They are themselves the first to have to suffer, and they are themselves the ones who have to suffer most, for the truth of their proclamation, for the fact that the God who has ever loved Israel is such a hidden God. And the same order is repeated again in the figure of the single righteous man, who, without special office, simply lives concretely the existence of Israel before his God… Thus the end of the world, or the judgment of the world, is seen above all in Israel. To it especially God is a hidden God. It especially, the beloved, chosen, sanctified nation, the house of God, must be the place where the old aeon begins to pass in face of the coming of God and His new work. (88-89)

From the NT we might remember the saying that it’s time for judgment to begin with the house of God, or we may think of Jesus’ prophetic ministry about the coming destruction of Jerusalem–and then, also, we must think of the cross.

This is, of course, all quite dangerous. It can lead to the problem of thinking that Israel bears all of this judgment, or is the place of all this judgment, because it is especially bad and thus especially worthy of judgment.

But there are two very good ways of heading this off.

The first is to recognize that in this pattern of giving the beloved in judgment, Jesus does stand at the middle. Jesus becomes the curse of the Law, death, thus ending the reign of the Law as the curse- and death-bringer. Jesus himself stands in this role of judged with death.

And the pattern does continue out into the church. We are summoned to take up our cross and follow. We are called to be the judgment-bearers. We are called *gulp* to fill up what is lacking in Christ’s afflictions.

This talk of being the place where judgment is made known to foreshadow the final judgment is not only about Israel, it is about the cross, and it is about the church. Perhaps getting hold of this is a first key in getting hold of a more biblical understanding of the death of Jesus and our own participation in it.

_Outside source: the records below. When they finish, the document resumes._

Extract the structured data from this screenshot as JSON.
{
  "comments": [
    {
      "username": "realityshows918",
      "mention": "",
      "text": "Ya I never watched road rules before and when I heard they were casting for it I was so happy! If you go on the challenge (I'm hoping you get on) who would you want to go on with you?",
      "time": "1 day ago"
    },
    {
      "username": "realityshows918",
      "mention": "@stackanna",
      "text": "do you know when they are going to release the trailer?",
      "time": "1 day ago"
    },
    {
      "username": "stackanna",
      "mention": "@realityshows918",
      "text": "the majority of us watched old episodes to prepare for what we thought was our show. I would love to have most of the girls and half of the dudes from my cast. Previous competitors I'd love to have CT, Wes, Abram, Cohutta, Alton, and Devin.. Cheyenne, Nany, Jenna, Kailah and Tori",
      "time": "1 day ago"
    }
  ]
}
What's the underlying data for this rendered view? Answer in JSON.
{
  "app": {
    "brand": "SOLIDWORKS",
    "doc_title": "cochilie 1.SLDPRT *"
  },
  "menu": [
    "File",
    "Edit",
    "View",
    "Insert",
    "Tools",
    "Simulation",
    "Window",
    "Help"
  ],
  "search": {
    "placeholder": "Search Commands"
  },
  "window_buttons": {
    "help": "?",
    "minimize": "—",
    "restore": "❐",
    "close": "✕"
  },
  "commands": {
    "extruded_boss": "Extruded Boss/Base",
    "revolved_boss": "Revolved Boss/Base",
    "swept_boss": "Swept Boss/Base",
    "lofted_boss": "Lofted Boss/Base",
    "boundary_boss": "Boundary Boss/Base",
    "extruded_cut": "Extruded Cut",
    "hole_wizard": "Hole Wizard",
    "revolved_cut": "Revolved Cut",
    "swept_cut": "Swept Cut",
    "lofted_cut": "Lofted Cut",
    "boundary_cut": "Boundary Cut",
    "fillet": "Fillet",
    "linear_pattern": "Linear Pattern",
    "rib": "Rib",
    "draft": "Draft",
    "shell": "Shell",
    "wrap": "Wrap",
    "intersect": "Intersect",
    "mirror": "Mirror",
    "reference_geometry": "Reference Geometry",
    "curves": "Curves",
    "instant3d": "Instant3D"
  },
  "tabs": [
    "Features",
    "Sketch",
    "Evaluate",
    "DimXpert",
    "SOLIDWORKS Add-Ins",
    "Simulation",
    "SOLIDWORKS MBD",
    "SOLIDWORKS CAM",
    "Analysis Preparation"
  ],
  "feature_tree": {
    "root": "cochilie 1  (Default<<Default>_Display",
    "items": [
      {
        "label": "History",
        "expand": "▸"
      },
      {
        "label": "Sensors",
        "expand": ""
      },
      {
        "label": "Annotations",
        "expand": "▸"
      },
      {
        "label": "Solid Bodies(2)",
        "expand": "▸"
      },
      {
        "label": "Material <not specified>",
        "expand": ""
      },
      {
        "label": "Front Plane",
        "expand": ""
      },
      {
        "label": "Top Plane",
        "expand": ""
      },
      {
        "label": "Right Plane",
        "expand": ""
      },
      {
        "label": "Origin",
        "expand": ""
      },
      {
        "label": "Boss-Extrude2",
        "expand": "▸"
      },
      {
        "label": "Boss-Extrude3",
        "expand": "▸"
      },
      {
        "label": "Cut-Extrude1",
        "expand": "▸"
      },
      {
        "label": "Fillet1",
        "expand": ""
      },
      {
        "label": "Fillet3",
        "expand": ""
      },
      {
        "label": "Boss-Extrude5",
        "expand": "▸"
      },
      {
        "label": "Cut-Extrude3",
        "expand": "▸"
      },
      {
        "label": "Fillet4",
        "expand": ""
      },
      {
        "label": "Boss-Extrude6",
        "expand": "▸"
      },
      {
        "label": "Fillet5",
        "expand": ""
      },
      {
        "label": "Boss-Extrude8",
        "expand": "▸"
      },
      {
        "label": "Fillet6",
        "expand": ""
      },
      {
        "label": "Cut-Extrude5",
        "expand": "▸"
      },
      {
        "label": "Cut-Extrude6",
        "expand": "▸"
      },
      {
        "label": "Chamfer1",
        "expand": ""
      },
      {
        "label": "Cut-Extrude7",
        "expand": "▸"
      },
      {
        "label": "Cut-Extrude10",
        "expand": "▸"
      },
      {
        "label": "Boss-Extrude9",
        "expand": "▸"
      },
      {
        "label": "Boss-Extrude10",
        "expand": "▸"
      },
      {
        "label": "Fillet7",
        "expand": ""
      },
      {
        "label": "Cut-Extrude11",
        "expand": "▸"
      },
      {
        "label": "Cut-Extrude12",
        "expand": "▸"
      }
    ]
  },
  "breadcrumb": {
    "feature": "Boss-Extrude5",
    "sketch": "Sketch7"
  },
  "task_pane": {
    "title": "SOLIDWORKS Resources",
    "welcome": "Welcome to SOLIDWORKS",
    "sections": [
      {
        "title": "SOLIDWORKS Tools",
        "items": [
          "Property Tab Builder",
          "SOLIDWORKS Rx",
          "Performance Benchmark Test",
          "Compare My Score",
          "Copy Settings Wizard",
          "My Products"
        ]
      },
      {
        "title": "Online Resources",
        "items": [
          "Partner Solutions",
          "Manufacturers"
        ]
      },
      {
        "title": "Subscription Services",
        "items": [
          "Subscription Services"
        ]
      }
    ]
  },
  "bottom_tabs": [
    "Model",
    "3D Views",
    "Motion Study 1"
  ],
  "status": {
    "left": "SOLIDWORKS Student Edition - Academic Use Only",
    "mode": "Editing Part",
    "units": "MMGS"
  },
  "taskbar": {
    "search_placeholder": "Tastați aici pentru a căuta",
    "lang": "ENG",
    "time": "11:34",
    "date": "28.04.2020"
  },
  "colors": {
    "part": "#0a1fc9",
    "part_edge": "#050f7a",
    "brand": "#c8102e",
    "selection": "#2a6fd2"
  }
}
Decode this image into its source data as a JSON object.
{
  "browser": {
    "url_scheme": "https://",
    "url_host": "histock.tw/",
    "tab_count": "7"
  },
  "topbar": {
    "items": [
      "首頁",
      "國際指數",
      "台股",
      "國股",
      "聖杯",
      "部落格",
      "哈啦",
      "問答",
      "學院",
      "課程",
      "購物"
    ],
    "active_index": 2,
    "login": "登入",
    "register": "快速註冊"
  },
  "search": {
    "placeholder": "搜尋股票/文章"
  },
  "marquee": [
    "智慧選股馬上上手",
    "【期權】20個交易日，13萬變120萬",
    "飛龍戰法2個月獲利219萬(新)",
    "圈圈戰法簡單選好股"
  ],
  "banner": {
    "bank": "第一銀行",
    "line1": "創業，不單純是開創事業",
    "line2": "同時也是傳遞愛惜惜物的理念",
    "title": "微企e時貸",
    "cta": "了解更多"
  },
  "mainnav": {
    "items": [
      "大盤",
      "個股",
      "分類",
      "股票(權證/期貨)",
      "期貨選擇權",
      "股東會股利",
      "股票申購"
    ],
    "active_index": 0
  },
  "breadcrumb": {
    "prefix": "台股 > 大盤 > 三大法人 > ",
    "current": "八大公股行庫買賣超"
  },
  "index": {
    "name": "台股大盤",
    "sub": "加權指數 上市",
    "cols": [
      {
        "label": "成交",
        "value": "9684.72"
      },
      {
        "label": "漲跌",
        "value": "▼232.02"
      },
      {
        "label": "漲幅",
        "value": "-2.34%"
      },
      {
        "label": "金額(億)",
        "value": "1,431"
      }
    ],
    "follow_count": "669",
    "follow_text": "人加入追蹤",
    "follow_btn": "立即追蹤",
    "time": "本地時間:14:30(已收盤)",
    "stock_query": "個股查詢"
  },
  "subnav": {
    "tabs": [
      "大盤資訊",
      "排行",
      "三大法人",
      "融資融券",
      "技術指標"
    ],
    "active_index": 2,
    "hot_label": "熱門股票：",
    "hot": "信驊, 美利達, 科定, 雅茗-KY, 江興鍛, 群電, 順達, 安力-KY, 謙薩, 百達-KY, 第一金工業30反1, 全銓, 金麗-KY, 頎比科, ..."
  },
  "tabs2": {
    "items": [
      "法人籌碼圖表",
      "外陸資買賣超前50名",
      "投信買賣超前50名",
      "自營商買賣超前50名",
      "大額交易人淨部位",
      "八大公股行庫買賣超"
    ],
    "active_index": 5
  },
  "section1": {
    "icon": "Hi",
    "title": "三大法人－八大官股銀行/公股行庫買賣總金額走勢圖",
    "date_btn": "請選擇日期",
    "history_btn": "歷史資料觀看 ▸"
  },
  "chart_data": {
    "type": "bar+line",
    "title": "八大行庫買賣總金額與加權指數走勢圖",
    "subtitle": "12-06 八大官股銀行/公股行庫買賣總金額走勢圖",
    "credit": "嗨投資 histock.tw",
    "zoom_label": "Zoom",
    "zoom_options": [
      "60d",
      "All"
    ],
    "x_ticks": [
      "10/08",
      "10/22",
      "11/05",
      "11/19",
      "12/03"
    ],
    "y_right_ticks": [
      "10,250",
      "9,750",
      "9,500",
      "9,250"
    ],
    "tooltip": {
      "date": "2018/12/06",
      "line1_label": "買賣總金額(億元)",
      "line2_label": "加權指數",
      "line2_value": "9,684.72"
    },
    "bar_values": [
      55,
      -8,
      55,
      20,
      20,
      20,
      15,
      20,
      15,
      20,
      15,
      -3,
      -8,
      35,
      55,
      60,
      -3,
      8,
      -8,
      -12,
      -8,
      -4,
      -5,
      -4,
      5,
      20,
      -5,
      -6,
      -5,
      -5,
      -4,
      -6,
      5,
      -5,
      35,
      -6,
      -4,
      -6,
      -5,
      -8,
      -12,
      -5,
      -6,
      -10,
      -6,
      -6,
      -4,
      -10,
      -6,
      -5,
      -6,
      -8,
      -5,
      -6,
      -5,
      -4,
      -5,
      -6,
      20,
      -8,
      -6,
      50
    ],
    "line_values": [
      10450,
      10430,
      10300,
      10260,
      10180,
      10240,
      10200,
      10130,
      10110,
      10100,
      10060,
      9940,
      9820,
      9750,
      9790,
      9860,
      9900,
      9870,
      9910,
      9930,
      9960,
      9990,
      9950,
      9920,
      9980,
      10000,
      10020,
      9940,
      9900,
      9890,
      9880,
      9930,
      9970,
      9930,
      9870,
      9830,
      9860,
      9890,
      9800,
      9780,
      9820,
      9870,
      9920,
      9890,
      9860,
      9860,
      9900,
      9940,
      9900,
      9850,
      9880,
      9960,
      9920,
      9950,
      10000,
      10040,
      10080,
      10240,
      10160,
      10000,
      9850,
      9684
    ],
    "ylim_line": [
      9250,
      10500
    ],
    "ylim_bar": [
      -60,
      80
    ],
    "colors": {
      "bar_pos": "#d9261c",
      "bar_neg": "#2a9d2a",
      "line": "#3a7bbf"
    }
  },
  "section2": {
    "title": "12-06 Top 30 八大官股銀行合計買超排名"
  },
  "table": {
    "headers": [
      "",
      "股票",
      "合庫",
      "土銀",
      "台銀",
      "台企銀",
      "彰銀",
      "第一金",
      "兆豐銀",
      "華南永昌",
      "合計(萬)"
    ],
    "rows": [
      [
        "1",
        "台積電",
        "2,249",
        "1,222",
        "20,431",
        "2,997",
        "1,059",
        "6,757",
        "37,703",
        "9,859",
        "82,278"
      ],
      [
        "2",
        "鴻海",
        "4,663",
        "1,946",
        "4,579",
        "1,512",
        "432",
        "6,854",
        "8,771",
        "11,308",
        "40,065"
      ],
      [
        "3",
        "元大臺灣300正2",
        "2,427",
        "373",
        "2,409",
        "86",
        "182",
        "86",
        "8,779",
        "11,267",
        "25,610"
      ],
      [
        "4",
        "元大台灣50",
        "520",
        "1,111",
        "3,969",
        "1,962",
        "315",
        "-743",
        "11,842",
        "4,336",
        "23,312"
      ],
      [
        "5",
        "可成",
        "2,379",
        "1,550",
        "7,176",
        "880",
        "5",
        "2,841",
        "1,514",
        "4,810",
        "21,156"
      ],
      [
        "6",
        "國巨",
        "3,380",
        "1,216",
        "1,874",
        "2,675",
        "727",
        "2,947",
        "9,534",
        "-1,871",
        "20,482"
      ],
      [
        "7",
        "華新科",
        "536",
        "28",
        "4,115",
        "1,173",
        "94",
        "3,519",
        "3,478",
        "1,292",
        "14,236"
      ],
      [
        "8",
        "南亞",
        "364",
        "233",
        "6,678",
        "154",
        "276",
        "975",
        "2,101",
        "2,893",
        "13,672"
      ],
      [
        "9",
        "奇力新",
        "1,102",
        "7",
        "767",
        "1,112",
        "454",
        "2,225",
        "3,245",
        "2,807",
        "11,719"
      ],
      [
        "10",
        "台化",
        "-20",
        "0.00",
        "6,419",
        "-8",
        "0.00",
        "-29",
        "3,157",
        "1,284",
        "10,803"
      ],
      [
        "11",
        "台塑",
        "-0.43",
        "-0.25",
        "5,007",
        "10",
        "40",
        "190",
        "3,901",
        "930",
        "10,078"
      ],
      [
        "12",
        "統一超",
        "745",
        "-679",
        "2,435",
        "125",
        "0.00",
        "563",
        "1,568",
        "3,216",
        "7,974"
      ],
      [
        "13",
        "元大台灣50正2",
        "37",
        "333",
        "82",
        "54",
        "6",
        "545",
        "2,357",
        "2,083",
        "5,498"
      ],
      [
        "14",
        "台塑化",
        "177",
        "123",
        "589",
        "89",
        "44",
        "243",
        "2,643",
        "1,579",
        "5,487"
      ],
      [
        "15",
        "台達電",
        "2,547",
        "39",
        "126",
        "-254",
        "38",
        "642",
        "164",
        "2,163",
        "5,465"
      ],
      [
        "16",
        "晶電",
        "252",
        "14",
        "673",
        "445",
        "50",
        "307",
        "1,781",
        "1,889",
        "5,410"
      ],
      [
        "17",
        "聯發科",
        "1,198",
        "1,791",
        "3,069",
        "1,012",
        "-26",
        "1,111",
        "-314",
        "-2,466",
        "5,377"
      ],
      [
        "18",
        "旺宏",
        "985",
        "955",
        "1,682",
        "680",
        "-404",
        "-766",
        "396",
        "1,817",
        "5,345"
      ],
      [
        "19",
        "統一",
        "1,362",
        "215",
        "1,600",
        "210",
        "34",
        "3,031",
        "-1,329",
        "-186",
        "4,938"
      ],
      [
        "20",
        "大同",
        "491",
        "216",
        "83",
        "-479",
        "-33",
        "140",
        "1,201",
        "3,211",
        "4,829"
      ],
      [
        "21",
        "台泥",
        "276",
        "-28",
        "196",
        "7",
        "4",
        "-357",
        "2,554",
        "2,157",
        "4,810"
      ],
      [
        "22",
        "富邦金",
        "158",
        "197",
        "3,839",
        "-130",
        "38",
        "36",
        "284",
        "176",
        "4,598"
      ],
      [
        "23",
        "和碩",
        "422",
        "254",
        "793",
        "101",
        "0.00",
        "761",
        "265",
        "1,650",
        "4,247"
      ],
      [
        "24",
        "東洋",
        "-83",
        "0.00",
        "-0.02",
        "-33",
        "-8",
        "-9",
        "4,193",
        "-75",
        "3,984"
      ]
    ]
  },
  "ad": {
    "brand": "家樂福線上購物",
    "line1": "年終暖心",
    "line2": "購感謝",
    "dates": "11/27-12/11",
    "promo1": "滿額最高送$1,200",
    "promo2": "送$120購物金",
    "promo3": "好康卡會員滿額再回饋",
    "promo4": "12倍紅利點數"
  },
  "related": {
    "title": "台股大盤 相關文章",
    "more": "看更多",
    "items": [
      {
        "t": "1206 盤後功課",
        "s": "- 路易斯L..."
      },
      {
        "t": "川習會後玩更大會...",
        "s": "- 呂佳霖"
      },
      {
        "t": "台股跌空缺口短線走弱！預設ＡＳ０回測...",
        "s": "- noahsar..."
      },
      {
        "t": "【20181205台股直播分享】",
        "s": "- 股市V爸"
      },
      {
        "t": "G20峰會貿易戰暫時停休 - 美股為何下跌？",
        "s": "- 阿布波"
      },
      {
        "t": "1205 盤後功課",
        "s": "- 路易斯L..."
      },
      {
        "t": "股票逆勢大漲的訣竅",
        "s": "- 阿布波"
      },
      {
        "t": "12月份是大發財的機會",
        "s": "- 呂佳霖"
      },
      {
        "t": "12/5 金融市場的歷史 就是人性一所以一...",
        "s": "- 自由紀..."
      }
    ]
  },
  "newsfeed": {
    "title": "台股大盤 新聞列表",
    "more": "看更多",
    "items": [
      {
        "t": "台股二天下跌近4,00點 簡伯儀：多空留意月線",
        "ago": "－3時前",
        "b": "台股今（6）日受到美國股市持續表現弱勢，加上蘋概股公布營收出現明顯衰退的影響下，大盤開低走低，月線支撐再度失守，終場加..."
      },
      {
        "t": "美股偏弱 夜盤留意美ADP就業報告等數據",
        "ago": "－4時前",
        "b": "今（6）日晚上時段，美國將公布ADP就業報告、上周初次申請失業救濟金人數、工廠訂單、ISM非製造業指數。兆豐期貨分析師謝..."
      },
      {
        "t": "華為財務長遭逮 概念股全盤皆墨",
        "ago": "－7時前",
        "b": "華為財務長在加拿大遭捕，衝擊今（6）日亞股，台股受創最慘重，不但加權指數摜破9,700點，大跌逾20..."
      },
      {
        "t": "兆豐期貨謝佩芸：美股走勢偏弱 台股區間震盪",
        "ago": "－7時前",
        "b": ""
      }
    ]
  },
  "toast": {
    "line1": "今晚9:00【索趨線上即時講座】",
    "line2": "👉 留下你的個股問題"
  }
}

Here, in this death, in this judgment, the holy God is revealed. Because the holy God must be revealed in a world of sin and death.